Generally, it's easier to make things strong in compression than in tension.
In a low-wing plane, the weight of the aircraft is on top of the wing; in a high-wing aircraft, it hangs from it.
It seems to me (I'm not an engineer) that the area of attachment in the latter case has to do a lot more difficult work (suspending the rest of the plane by its bolts) than in the former (bearing the weight from below).
And since in a high-wing aircraft all the structure is in tension (everything is hanging from something above it), presumably it's not just the wing and its attachment points that are affected, but most of the fuselage that has to withstand this tension.

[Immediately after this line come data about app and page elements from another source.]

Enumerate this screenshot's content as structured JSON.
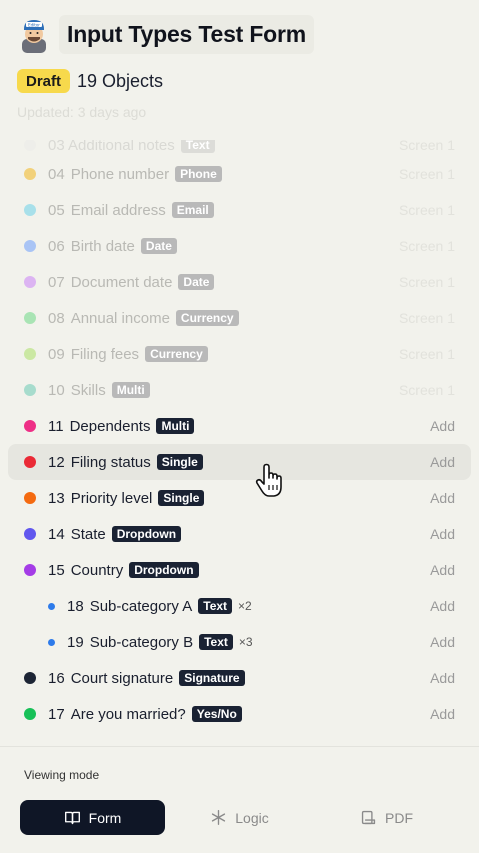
{
  "header": {
    "title": "Input Types Test Form",
    "status": "Draft",
    "object_count": "19 Objects",
    "updated": "Updated: 3 days ago",
    "avatar_badge": "Editor"
  },
  "partial_row": {
    "text": "03 Additional notes",
    "tag": "Text",
    "screen": "Screen 1"
  },
  "items": [
    {
      "num": "04",
      "label": "Phone number",
      "tag": "Phone",
      "right": "Screen 1",
      "color": "#f2d17a",
      "faded": true
    },
    {
      "num": "05",
      "label": "Email address",
      "tag": "Email",
      "right": "Screen 1",
      "color": "#a8e0ea",
      "faded": true
    },
    {
      "num": "06",
      "label": "Birth date",
      "tag": "Date",
      "right": "Screen 1",
      "color": "#a9c4f5",
      "faded": true
    },
    {
      "num": "07",
      "label": "Document date",
      "tag": "Date",
      "right": "Screen 1",
      "color": "#dcb4f2",
      "faded": true
    },
    {
      "num": "08",
      "label": "Annual income",
      "tag": "Currency",
      "right": "Screen 1",
      "color": "#a9e4b4",
      "faded": true
    },
    {
      "num": "09",
      "label": "Filing fees",
      "tag": "Currency",
      "right": "Screen 1",
      "color": "#cbe8a3",
      "faded": true
    },
    {
      "num": "10",
      "label": "Skills",
      "tag": "Multi",
      "right": "Screen 1",
      "color": "#a7dccd",
      "faded": true
    },
    {
      "num": "11",
      "label": "Dependents",
      "tag": "Multi",
      "right": "Add",
      "color": "#ee2f86"
    },
    {
      "num": "12",
      "label": "Filing status",
      "tag": "Single",
      "right": "Add",
      "color": "#ea2a36"
    },
    {
      "num": "13",
      "label": "Priority level",
      "tag": "Single",
      "right": "Add",
      "color": "#f46a10"
    },
    {
      "num": "14",
      "label": "State",
      "tag": "Dropdown",
      "right": "Add",
      "color": "#6157ee"
    },
    {
      "num": "15",
      "label": "Country",
      "tag": "Dropdown",
      "right": "Add",
      "color": "#a43ce6"
    },
    {
      "num": "18",
      "label": "Sub-category A",
      "tag": "Text",
      "mult": "×2",
      "right": "Add",
      "color": "#2e7bea",
      "sub": true
    },
    {
      "num": "19",
      "label": "Sub-category B",
      "tag": "Text",
      "mult": "×3",
      "right": "Add",
      "color": "#2e7bea",
      "sub": true
    },
    {
      "num": "16",
      "label": "Court signature",
      "tag": "Signature",
      "right": "Add",
      "color": "#1d2535"
    },
    {
      "num": "17",
      "label": "Are you married?",
      "tag": "Yes/No",
      "right": "Add",
      "color": "#17c057"
    }
  ],
  "footer": {
    "viewing_label": "Viewing mode",
    "modes": [
      {
        "label": "Form",
        "icon": "book-icon",
        "active": true
      },
      {
        "label": "Logic",
        "icon": "asterisk-icon",
        "active": false
      },
      {
        "label": "PDF",
        "icon": "pdf-icon",
        "active": false
      }
    ]
  },
  "colors": {
    "accent": "#0f1626",
    "draft": "#f7d94c",
    "background": "#f2f2ec"
  }
}
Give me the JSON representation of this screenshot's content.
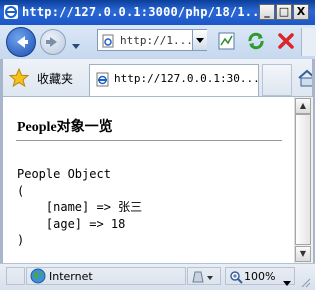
{
  "window": {
    "title": "http://127.0.0.1:3000/php/18/1...",
    "buttons": {
      "minimize": "_",
      "maximize": "□",
      "close": "X"
    }
  },
  "navbar": {
    "address": "http://1..."
  },
  "favorites": {
    "label": "收藏夹"
  },
  "tab": {
    "title": "http://127.0.0.1:30..."
  },
  "page": {
    "heading": "People对象一览",
    "dump": "People Object\n(\n    [name] => 张三\n    [age] => 18\n)"
  },
  "statusbar": {
    "zone": "Internet",
    "zoom": "100%"
  },
  "scrollbar": {
    "up": "▲",
    "down": "▼"
  }
}
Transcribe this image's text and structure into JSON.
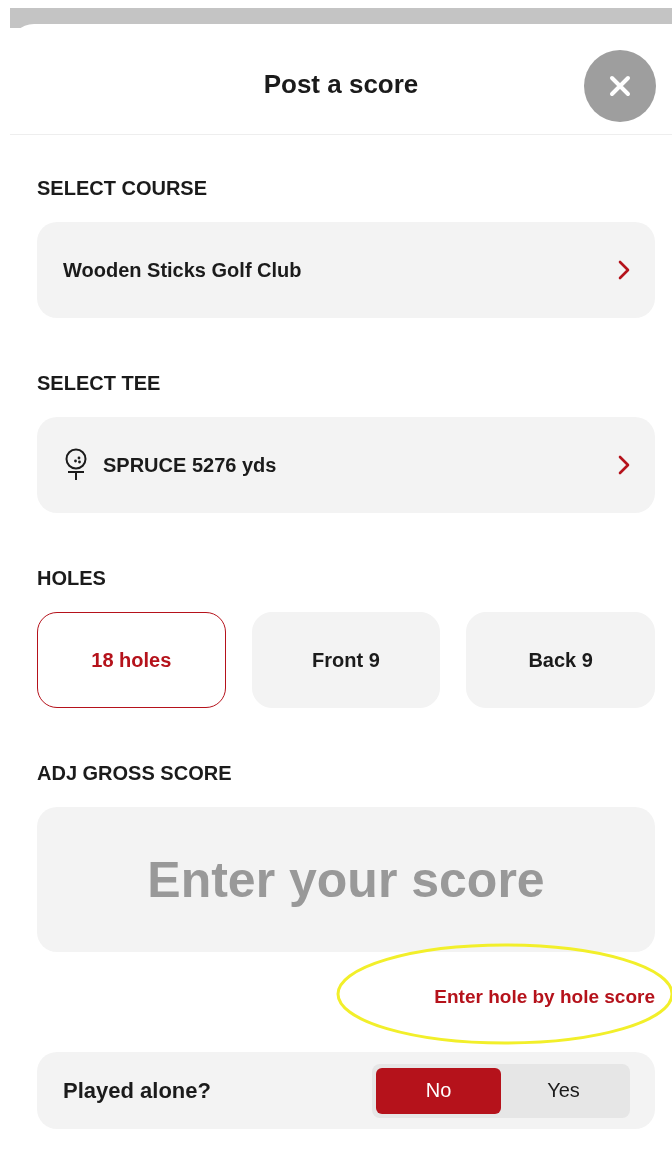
{
  "header": {
    "title": "Post a score"
  },
  "course": {
    "label": "SELECT COURSE",
    "value": "Wooden Sticks Golf Club"
  },
  "tee": {
    "label": "SELECT TEE",
    "value": "SPRUCE 5276 yds"
  },
  "holes": {
    "label": "HOLES",
    "options": [
      {
        "label": "18 holes",
        "selected": true
      },
      {
        "label": "Front 9",
        "selected": false
      },
      {
        "label": "Back 9",
        "selected": false
      }
    ]
  },
  "score": {
    "label": "ADJ GROSS SCORE",
    "placeholder": "Enter your score",
    "link": "Enter hole by hole score"
  },
  "played_alone": {
    "label": "Played alone?",
    "options": [
      {
        "label": "No",
        "selected": true
      },
      {
        "label": "Yes",
        "selected": false
      }
    ]
  }
}
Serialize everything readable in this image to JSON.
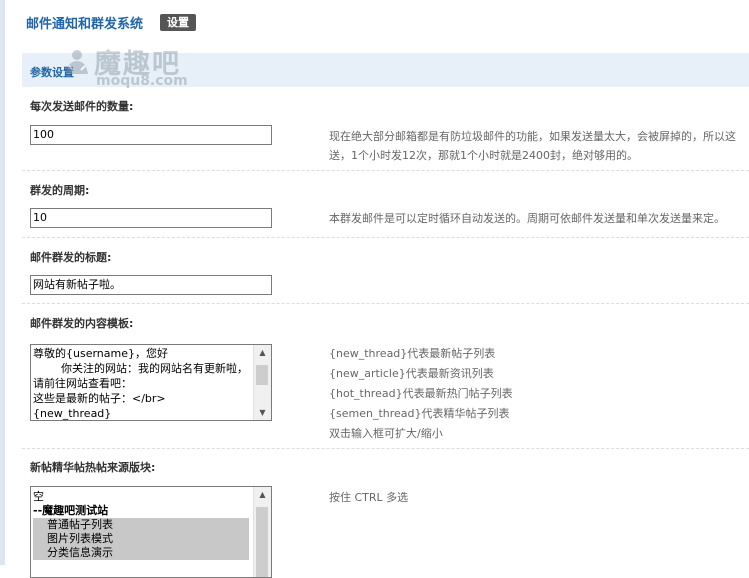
{
  "app": {
    "title": "邮件通知和群发系统",
    "settings_label": "设置"
  },
  "watermark": {
    "text": "魔趣吧",
    "url": "moqu8.com"
  },
  "section": {
    "title": "参数设置"
  },
  "fields": {
    "per_send": {
      "label": "每次发送邮件的数量:",
      "value": "100",
      "tip_line1": "现在绝大部分邮箱都是有防垃圾邮件的功能，如果发送量太大，会被屏掉的，所以这",
      "tip_line2": "送，1个小时发12次，那就1个小时就是2400封，绝对够用的。"
    },
    "cycle": {
      "label": "群发的周期:",
      "value": "10",
      "tip": "本群发邮件是可以定时循环自动发送的。周期可依邮件发送量和单次发送量来定。"
    },
    "subject": {
      "label": "邮件群发的标题:",
      "value": "网站有新帖子啦。"
    },
    "template": {
      "label": "邮件群发的内容模板:",
      "value": "尊敬的{username}，您好\n        你关注的网站：我的网站名有更新啦，请前往网站查看吧：\n这些是最新的帖子：</br>\n{new_thread}",
      "tips": [
        "{new_thread}代表最新帖子列表",
        "{new_article}代表最新资讯列表",
        "{hot_thread}代表最新热门帖子列表",
        "{semen_thread}代表精华帖子列表",
        "双击输入框可扩大/缩小"
      ]
    },
    "source_forums": {
      "label": "新帖精华帖热帖来源版块:",
      "tip": "按住 CTRL 多选",
      "options": [
        {
          "text": "空",
          "selected": false,
          "bold": false
        },
        {
          "text": "--魔趣吧测试站",
          "selected": false,
          "bold": true
        },
        {
          "text": "    普通帖子列表",
          "selected": true,
          "bold": false
        },
        {
          "text": "    图片列表模式",
          "selected": true,
          "bold": false
        },
        {
          "text": "    分类信息演示",
          "selected": true,
          "bold": false
        }
      ]
    }
  }
}
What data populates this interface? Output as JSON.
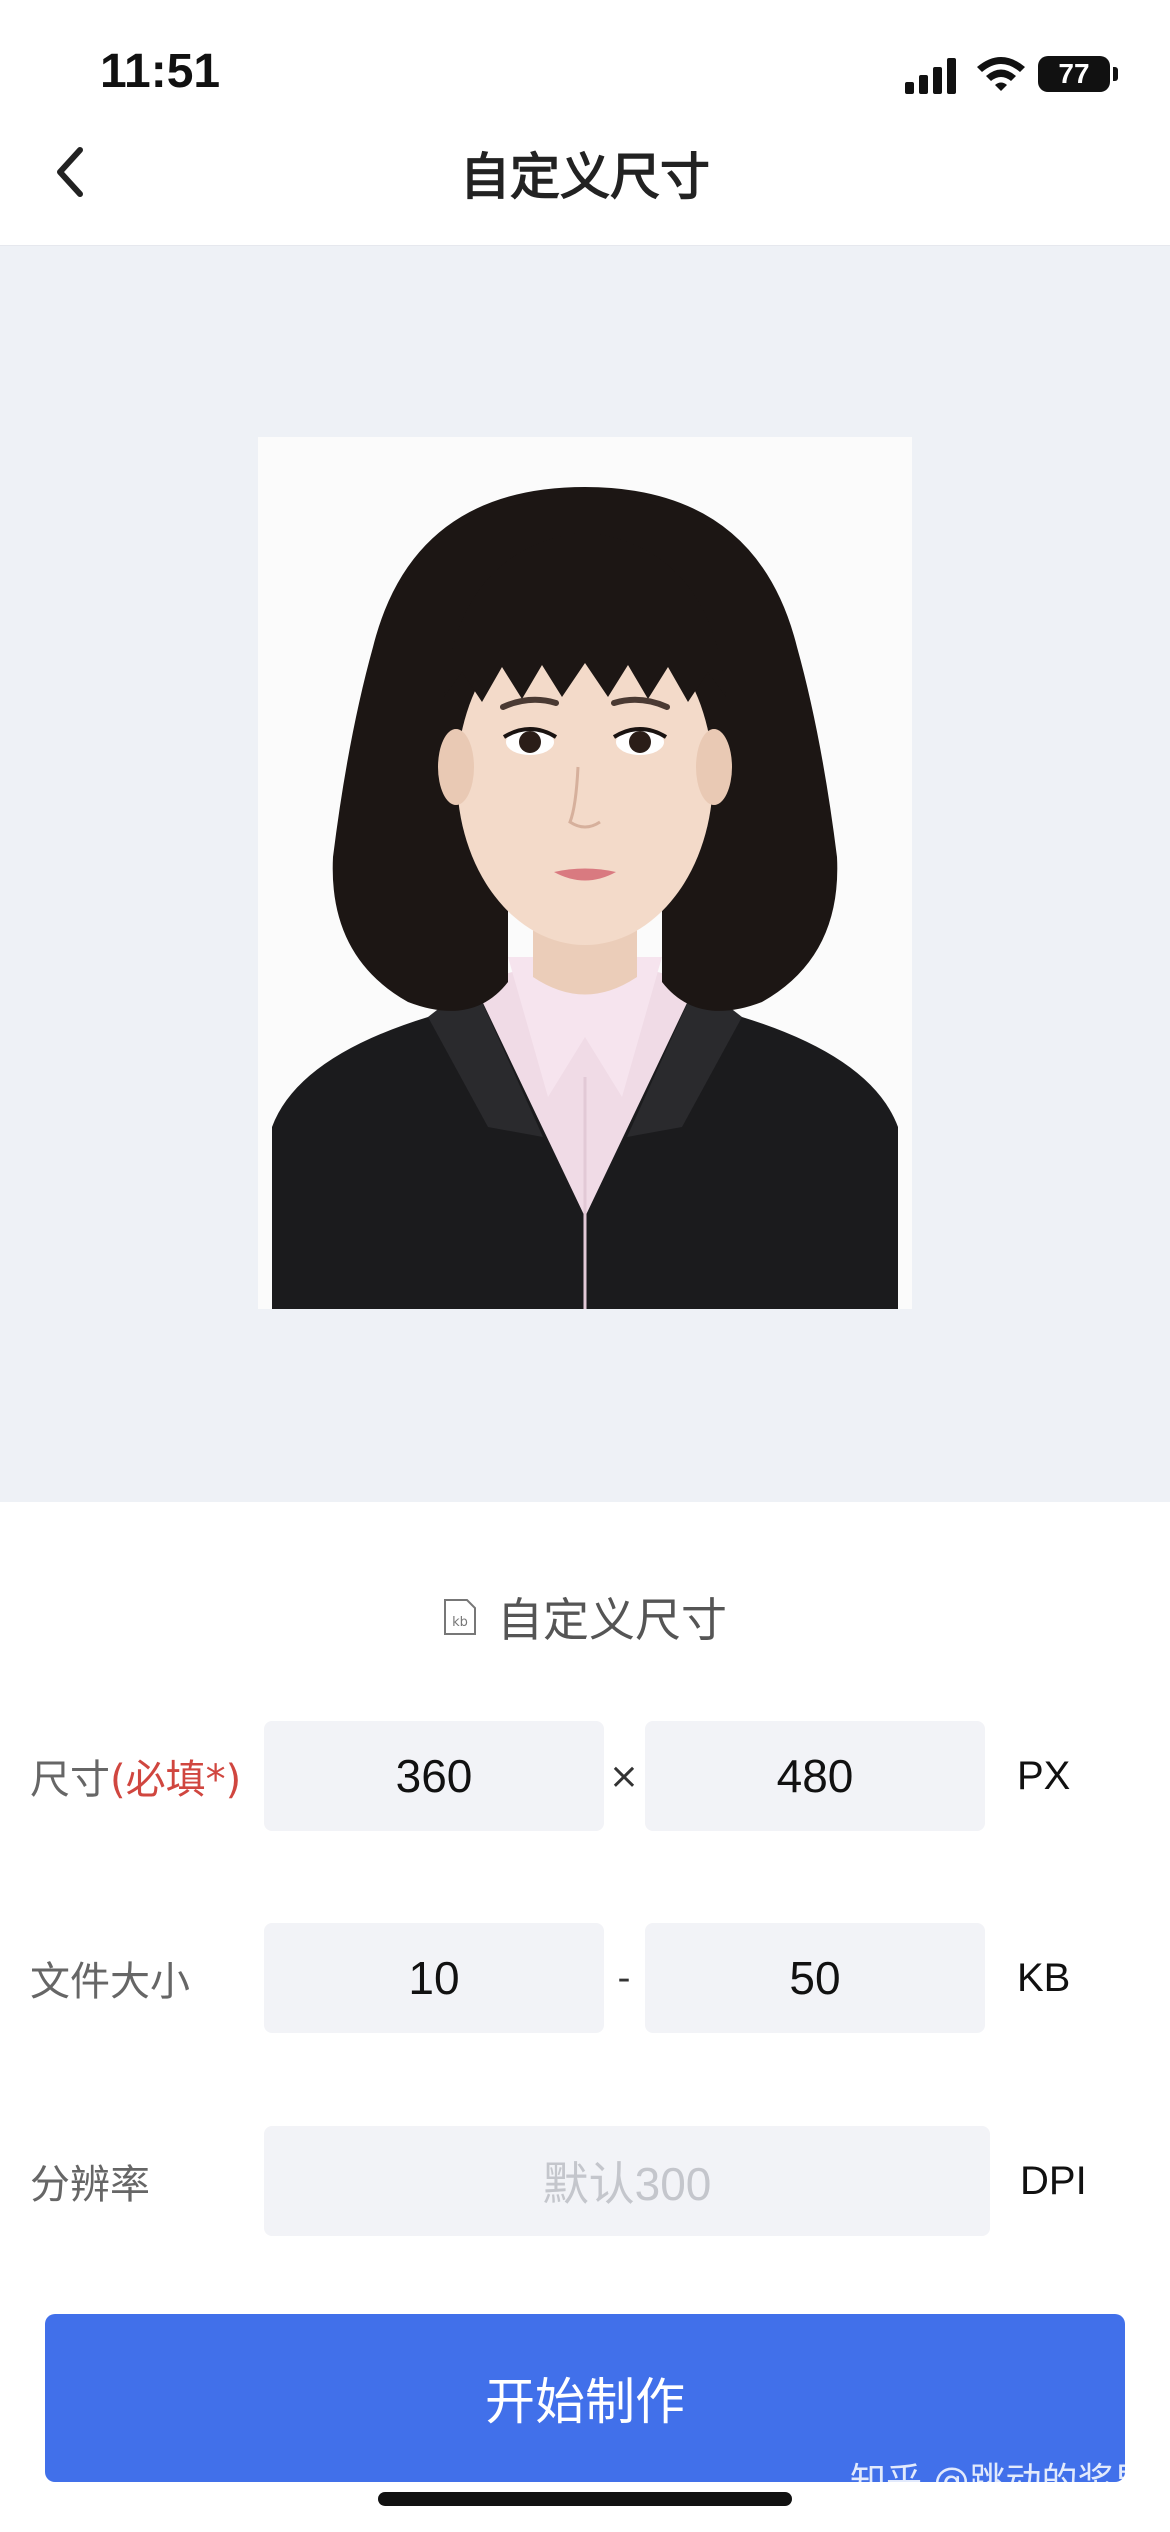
{
  "status_bar": {
    "time": "11:51",
    "battery": "77",
    "icons": [
      "signal-icon",
      "wifi-icon",
      "battery-icon"
    ]
  },
  "nav": {
    "title": "自定义尺寸",
    "back_icon": "chevron-left-icon"
  },
  "form": {
    "section_title": "自定义尺寸",
    "section_icon": "kb-file-icon",
    "size": {
      "label": "尺寸",
      "required": "(必填*)",
      "width": "360",
      "separator": "×",
      "height": "480",
      "unit": "PX"
    },
    "file_size": {
      "label": "文件大小",
      "min": "10",
      "separator": "-",
      "max": "50",
      "unit": "KB"
    },
    "resolution": {
      "label": "分辨率",
      "placeholder": "默认300",
      "unit": "DPI"
    },
    "submit_label": "开始制作"
  },
  "watermark": "知乎 @跳动的浆果",
  "colors": {
    "accent": "#4170ea",
    "required": "#d0463f",
    "preview_bg": "#eef1f6",
    "field_bg": "#f2f3f7"
  }
}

Are these intuitions true, and if so, what are their engineering implications?